Where I hunt most of the spots I have talked myself onto are people I know . They are not agaibst hunting but if I left a gut pile etc on their property I would be one less hunting spot so no choice but to take the deer out whole so I guess that could be reason to take it out whole lol I have a game cart to get to truck then I use this set up I bought for 79 dollars. Hook on deer crank up then swing into bed !
I think a cheap ATV or boat winch mounted on the front of the box with a plywood sheet 2' wide and the length of the box to use as a ramp is the ticket. Attach a rope and push a button. On my truck, I can drop the tailgate down at an angle by un-hooking the straps..helps a lot.
I haven't "not" been able to load by myself yet but, I'm going to get a winch soon...:)
"I don’t know why anyone would bring an entire deer back to the truck." Well, in our part of the country it is common to have a permanent skinning and processing area at camp within less than a mile. For those who don't process themselves there are countless processors who will take the entire animal - either gutted on non-gutted. The question here would be "I don't know why anyone would ever not take the whole animal out on a truck (or atv)>"
When I lived in MN and would get a big one.. I had attached a pulley to the front of the bed and use that to assist. But usually throw them over my shoulder walk out and flop in the back of the truck. You live in Wisconsin man, spend some time in the summer tossing around hay bales. Do that enough and putting a little ol whitetail in your pickup bed will be a peice of cake!
After reading about 25 different ways to do this and I admit trying several of these methods over the years. I would ask everyone to create a video this deer season of them loading their deer and post it on this forum. We can then vote after the season for the most entertaining video.
before I started hunting my dad always kept a treated 4'x8' sheet of plywood in the bed of his truck year round. All you have to do is slide it out & use it as a ramp.
You guys are doing it all wrong. Just shoot em in the back of your truck like we do out West. :)
I use a toboggan sled same as the one Brooktrout uses. The deer is strapped down and I lift one end a place sled against tailgate and then lift the backend and push at the same time into the pickup truck. I have done this with many deer up to 176#. PS as I sit here recovering from back surgery.

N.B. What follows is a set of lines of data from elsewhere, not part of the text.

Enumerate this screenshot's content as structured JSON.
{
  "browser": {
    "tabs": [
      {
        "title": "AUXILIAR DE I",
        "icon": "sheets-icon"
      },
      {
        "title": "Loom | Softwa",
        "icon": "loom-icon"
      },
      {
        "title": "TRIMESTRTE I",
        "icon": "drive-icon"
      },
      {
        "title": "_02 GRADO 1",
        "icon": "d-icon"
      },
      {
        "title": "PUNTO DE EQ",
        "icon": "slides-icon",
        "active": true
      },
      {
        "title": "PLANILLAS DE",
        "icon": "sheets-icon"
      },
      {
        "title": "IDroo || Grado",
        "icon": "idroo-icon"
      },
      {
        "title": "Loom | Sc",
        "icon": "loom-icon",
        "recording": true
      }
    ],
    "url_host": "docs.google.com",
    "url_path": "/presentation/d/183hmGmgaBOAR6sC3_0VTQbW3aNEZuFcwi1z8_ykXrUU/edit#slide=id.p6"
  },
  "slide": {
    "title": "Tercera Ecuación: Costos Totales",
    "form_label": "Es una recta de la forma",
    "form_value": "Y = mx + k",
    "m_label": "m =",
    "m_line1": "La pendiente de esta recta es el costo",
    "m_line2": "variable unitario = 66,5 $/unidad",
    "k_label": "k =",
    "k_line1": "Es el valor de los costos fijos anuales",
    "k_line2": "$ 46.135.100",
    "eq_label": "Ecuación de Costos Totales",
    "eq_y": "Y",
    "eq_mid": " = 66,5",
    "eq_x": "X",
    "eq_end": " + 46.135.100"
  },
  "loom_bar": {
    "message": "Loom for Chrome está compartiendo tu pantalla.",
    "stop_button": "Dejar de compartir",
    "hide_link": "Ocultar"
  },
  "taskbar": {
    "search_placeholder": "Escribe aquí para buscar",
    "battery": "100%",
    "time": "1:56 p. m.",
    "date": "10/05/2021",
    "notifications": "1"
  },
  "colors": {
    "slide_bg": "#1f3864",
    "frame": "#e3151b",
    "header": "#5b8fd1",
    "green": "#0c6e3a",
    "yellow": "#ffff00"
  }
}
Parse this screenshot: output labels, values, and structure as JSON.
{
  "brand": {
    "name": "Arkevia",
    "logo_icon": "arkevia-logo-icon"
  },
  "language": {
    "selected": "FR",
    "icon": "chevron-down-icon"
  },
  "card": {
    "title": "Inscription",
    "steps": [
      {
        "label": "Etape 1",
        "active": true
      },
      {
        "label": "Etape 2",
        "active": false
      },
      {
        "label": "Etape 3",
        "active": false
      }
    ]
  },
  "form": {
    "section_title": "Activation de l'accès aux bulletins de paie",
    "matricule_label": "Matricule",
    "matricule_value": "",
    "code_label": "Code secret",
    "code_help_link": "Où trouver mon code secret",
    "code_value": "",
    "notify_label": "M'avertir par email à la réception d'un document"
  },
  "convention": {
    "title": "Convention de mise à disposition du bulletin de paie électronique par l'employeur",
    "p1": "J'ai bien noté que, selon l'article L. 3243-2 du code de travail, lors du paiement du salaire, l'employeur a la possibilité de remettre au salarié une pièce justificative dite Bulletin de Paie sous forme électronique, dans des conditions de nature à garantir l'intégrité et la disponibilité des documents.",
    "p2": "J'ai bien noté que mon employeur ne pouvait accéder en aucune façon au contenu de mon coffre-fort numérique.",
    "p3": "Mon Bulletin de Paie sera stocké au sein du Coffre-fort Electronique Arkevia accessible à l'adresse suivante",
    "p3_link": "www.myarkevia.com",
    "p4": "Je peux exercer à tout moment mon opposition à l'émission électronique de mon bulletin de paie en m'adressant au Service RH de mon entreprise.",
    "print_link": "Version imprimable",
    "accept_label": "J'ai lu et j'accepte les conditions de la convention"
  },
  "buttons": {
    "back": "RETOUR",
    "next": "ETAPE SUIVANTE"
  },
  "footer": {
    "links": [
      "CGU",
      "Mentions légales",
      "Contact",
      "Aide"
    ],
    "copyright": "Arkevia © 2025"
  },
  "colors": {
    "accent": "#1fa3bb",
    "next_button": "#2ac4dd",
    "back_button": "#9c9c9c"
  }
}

I used to own a Polaris Ranger before I sold it to my son. I had a cheap winch bolted under the steel roof overhang. I carried a piece of plywood the same size of the bed to use as a ramp. With the bed in dump position and the tailgate open is was easy to winch a deer or a big hog into the bed. I have a CanAm now with a plastic roof, but I’m cogitating on how to mount a winch. I want to take my time and do it once, so I haven’t done it yet.
I use a sled and just back up to a cut into the hillside along the road. Drop the gate and slide it right in.
Or tie off a pulley in the front of the bed, tie one end to a tree behind you and drive forward until the sled is aboard.
Sounds easy enough, I just pick it up with the loader on my tractor, then drive to the barn why bother with a truck...........That's why I bought my property.
I call a friend. I can still pull a 200lb deer into my truck by myself, but I’m almost forty and I gotta feeling that ambition is gonna end
Before Missouri came out of the Ice Age whereas you had to remove a deer whole, I used a Hitch Haul since I have always had shells on my trucks. Now that hey allow us to break down the animal, I do as I do out West... quartered and on a back pack.
Cnelk.....just make sure and use a Rage, so you don’t break out the rear window with a pass through;-)
Used to tie a rope to the head, pull up until I could grab the antlers or ears and then pull aboard. I think those days are about gone.